- Directions -
Within the lines below, find those that hold the string "text" and copy each one.

++++++

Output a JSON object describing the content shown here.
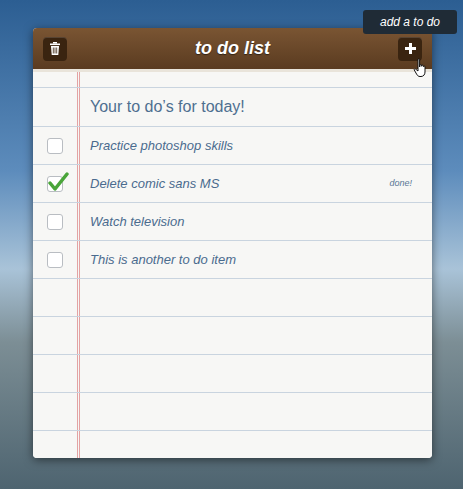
{
  "window": {
    "title": "to do list"
  },
  "tooltip": {
    "text": "add a to do"
  },
  "heading": "Your to do’s for today!",
  "items": [
    {
      "text": "Practice photoshop skills",
      "checked": false
    },
    {
      "text": "Delete comic sans MS",
      "checked": true,
      "status": "done!"
    },
    {
      "text": "Watch television",
      "checked": false
    },
    {
      "text": "This is another to do item",
      "checked": false
    }
  ]
}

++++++

- Response to the exercise -
    "text": "add a to do"
      "text": "Practice photoshop skills",
      "text": "Delete comic sans MS",
      "text": "Watch television",
      "text": "This is another to do item",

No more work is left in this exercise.